That my life has been turned upside down isn’t a bad thing. For the last two years, I worked a job I despised in a city that’d given me all it had to offer. I wasn't being true to myself...what my spirit desired and what my reality presented were Grand Canyons apart, a sobering truth that ate away at me.
But the thing that kept me going, through asinine work assignments and Guinness record date-less streaks, was the hope of change.
“Someday,” I’d think. “Someday things will be different.”
Finally, I got the courage to make it happen. With everything I owned in the backseat of my car – my largest possession is a duffel bag – I was like Andy Dufresne in “The Shawshank Redemption,” heading towards that beach in Zihuatenejo.
Because I had so few belongings, I could still see out of the back window, which made for safer driving. But it also gave me a clear view of the security I was leaving behind.
This no-safety-net reality hit me immediately. Simple tasks were simple no more. During my first commute home, a wrong turn cost me 45 minutes and a 50 point bump in blood pressure. And because I knew only two streets, picking up dinner meant driving around aimlessly until I stumbled upon a Subway or Chipotle.
It was like I was floating through space, grasping for something to hold onto, waiting for gravity to kick in. Overwhelmed, I couldn’t help but ask myself, “What the hell am I doing?”

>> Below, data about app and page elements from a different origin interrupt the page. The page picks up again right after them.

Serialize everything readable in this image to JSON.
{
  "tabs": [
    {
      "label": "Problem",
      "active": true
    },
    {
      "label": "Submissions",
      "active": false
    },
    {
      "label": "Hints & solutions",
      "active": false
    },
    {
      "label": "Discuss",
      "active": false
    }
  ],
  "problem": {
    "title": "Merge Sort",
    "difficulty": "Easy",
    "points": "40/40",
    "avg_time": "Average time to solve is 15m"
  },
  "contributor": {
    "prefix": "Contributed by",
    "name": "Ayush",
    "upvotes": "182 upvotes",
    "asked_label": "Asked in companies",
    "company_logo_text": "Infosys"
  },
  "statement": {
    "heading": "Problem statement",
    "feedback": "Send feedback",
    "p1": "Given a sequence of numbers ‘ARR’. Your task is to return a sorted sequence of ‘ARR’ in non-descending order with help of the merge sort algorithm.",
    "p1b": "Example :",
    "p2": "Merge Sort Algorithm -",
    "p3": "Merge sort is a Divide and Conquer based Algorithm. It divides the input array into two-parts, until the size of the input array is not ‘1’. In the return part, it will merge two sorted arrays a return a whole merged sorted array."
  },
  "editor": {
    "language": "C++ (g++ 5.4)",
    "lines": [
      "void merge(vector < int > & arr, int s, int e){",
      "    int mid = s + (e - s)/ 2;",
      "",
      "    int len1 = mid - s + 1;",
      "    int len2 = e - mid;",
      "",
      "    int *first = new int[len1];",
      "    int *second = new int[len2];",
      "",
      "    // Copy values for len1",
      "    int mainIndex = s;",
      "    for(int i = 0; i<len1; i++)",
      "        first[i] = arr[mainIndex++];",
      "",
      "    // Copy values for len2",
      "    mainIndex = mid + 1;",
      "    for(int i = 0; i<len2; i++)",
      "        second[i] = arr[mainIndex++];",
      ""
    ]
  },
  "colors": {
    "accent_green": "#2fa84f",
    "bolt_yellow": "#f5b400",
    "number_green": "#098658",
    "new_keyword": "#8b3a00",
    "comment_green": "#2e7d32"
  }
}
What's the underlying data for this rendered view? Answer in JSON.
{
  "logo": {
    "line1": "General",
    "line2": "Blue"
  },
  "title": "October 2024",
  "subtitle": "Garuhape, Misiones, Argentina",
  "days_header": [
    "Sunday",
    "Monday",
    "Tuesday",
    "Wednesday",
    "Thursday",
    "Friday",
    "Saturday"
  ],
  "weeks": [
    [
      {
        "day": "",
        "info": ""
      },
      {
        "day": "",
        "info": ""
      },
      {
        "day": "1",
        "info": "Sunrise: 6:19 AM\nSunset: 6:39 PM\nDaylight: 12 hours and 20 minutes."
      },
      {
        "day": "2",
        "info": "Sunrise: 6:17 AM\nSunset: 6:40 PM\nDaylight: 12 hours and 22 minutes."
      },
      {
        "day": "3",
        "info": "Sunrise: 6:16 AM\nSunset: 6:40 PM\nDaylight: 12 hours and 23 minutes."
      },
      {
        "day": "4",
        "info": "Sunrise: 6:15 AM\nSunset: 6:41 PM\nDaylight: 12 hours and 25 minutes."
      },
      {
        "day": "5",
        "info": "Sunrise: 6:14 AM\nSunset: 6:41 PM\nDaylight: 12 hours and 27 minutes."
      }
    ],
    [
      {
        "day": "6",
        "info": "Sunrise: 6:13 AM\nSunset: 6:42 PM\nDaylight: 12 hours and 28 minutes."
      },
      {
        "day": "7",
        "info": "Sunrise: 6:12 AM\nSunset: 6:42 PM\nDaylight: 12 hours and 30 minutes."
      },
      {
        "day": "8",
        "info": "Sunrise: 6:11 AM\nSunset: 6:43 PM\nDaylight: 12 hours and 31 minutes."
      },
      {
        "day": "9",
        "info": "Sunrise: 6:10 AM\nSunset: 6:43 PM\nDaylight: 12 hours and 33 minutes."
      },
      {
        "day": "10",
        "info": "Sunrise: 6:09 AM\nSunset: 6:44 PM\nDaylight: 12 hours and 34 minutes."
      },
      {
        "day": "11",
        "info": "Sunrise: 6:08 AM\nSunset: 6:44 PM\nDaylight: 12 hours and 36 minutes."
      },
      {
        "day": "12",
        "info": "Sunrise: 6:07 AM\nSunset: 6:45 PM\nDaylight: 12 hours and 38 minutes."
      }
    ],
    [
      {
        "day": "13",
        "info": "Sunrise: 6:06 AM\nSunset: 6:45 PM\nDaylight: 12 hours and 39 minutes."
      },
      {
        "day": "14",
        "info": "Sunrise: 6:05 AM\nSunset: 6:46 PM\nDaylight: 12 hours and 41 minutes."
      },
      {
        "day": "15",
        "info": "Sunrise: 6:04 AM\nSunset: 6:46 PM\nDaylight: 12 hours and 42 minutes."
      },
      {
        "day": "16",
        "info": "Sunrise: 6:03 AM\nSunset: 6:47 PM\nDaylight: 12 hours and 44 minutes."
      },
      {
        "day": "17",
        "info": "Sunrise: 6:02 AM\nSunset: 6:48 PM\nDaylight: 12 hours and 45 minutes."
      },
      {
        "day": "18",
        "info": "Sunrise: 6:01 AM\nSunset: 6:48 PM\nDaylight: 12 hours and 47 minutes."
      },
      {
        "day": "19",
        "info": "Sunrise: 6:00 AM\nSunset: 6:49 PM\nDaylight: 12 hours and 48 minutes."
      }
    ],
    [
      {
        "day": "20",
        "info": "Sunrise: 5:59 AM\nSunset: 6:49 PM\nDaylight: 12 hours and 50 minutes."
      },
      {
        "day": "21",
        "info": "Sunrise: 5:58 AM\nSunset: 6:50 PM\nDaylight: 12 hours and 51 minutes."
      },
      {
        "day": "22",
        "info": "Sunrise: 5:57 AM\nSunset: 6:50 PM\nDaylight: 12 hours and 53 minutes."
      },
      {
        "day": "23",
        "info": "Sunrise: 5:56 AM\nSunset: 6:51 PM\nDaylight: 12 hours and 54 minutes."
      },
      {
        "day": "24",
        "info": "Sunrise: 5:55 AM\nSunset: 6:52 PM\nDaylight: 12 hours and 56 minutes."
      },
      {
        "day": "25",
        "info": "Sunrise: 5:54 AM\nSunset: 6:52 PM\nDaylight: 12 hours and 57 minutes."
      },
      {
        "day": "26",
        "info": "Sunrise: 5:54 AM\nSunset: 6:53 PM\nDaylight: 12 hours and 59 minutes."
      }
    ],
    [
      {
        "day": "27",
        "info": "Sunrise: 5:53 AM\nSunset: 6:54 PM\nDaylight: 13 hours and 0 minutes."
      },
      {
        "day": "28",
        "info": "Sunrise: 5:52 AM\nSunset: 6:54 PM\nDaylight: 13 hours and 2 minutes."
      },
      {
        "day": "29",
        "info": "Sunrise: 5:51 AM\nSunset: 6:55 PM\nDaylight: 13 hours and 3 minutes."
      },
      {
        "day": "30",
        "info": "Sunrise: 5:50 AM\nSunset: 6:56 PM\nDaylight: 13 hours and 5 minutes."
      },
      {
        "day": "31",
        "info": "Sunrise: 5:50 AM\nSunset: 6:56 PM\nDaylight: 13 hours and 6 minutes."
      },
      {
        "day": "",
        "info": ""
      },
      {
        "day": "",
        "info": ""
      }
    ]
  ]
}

After all, it’s not like anyone had forced me to make this change. It was my idea and my decision…any pain or discomfort was self-inflicted. A part of me longed for my old routine, to be back where things made sense. The thought of pointing my car south and heading home – assuming I could find a freeway – certainly crossed my mind.
But before I did anything rash, I opened my eyes to the absurdity of the situation: the same thing that I’d sought just weeks before – a fresh start in new surroundings – was now not so appealing? How could that be? Why were my emotional desires suddenly more erratic than a pregnant woman’s cravings?
I came to realize it was my old friend “anxiety” at work, masking itself as evidence that this new situation wasn’t right, attempting to convince me that I’d made a mistake. But it wasn’t that there was anything wrong with the change; it was that I was afraid of the change itself, and I was looking for any reason to get out of it, so I could feel at ease again.
But retreating wasn’t the answer. Sure, I may have felt better initially, but it wouldn’t have lasted, and the next time I put myself out there, the same issues would’ve been lurking.
As a serial second-guesser, I have to remind myself of what – in my best Bobby Boucher voice – my Momma always says: decisions are made out of either love or fear. As long as we act from a place of love, we’re in harmony – with our heart and the universe. That’s what I had done, and I needed to trust it. Romanticizing the past and the future was a waste of time, because there’s only one thing that’s real:
Fortunately, my present is going okay. I’m adjusting to the colder weather – I just got my first scarf – and sharing a shower with two girls isn’t so bad, with their cool shampoos and accessories. I may even follow their lead and get a loofah of my own.
Luckily, I know just the place to find one…
The “Home” section at Target.
- "It's not a lie, if you believe it." Those were the words of one of my generation's great sages, George Costanza, and the more of life I experience, the truer they ring. And while I still haven't found what I'm looking for, the search for my own personal "truths" is never-ending. Care to come along for the ride?